Explaining the financial crisis to a lay audience required addressing an enormous range of topics, from how the Federal Reserve and monetary policy work to questions of political economy and the fine points of financial regulation – each of which could be the subject of a full course.
Elenev double-majored in economics and mathematics with a financial math concentration, while Ng added a foreign affairs minor to her economics major. Between them, they drew on what they had learned in at least nine different U.Va. courses, ranging across politics, history, economics and the McIntire School of Commerce.
"The most difficult part about teaching this course was deciding what's important and what's not, and among the stuff that's important, how to structure it," Elenev said.
For guidance, Elenev read Niall Ferguson's "The Ascent of Money" and Milton Friedman's "A Monetary History of the United States, 1867-1960" both of which feature the type of a linear, historical narrative style that they were aiming for.
The assigned readings included numerous news and magazine articles, along with Michael Lewis' autobiographical book "Liar's Poker" that details how he took part in Wall Street's development of mortgage-backed securities. The book was a hit and several students read ahead and finished it over their spring break.
To complement the narrative readings and drive home certain key concepts, Ng and Elenev had the class participate in a couple of behavioral economics experiments. In one, the students ended up paying twice what an asset was worth even when they knew the real value of the asset, thereby taking part in the very decisions and behavior that drive a pricing bubble.
In another experiment that simulated a bank run, the students knew they could double their money if they waited a day before withdrawing their money, but one person's decision to not wait set off a bank run.
"The class really gets engaged when we run an experiment," Elenev said. "It's a tremendous teaching tool."
While the class was geared toward those with no finance background, some did have a strong background, and Ng and Elenev welcomed the back-and-forth with their peers during class discussions, and sometimes even learned new things.
"We've given them enough foundation that, at this point, the amount of qualitative knowledge they can have on this topic is almost entirely up to them," Elenev said. "If they want to start watching CNBC two hours a day and reading the Wall Street Journal and Financial Times every morning, within a couple months they will teach us a lot of things we don't know."
Perhaps the biggest learners in the class were Ng and Elenev themselves, they were quick to point out. "I think the best way to learn something is to teach it," Ng said.
Both have been outstanding learners since well before this class. Elenev won the Economics Department's Outstanding Major Award and Outstanding Thesis Award for his 80-page distinguished majors thesis about behavioral economics experiments he created to simulate how voters' preferences respond to candidate debates and other political news.

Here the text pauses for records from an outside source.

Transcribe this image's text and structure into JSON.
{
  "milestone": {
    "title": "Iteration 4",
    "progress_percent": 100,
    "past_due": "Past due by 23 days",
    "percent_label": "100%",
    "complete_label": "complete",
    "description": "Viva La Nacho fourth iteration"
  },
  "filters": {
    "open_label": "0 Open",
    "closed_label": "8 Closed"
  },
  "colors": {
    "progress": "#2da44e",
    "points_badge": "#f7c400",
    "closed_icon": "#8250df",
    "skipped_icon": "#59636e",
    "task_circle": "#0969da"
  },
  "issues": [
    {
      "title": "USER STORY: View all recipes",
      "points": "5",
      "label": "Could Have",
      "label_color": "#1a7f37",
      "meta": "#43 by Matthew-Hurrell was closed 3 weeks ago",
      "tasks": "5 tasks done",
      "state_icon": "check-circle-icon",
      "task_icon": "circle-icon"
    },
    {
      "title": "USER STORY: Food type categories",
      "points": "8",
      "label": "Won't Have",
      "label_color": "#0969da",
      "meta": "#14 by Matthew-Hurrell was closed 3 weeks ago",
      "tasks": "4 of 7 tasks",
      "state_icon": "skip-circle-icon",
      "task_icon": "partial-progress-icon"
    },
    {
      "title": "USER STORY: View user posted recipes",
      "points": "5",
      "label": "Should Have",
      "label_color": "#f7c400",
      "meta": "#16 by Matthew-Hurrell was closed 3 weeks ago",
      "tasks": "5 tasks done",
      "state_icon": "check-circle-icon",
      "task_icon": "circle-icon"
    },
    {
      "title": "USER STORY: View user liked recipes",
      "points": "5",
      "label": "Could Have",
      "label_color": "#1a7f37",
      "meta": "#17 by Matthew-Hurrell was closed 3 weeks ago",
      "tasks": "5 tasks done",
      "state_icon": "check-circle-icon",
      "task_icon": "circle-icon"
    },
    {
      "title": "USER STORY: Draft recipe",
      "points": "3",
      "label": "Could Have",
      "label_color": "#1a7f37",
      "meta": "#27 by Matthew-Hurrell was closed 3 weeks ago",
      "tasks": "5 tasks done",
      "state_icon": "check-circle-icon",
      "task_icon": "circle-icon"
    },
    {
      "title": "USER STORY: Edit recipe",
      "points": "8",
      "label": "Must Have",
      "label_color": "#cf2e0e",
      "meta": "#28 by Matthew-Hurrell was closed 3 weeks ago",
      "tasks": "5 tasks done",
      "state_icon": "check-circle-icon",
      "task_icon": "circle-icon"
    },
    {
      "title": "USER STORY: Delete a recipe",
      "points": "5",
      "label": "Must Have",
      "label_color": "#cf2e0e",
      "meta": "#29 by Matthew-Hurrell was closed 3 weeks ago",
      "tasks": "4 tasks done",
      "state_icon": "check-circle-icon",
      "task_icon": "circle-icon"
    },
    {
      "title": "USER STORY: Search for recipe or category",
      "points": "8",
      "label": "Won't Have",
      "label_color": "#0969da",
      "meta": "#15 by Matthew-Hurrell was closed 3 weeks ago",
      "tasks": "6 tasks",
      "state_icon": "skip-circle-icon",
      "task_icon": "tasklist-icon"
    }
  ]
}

Ng has written two chapters for economics professor Ed Burton's forthcoming book on the financial crisis. She and Elenev co-authored an article in the Virginia Policy Review, "The $700 Billion Gamble: Cracking the Credit Crunch, Part II."
After their teaching experience, both Ng and Elenev are more seriously considering teaching as a vocation, but not until at least a few years of work experience in the financial sector.
Both are headed to New York after graduation. Ng will be working in finance for Barclays Capital. Elenev will be working with derivatives and structured finance pricing models at Cornerstone Research, a litigation consulting firm.
Down the line, Elenev's ideal job would involve both teaching as a professor and doing consulting work to stay plugged in.
"This has been a great experience for me and for the students in the class, and for Vadim and Grace," Holt said. "This was truly an innovative course."
-- By Brevy Cannon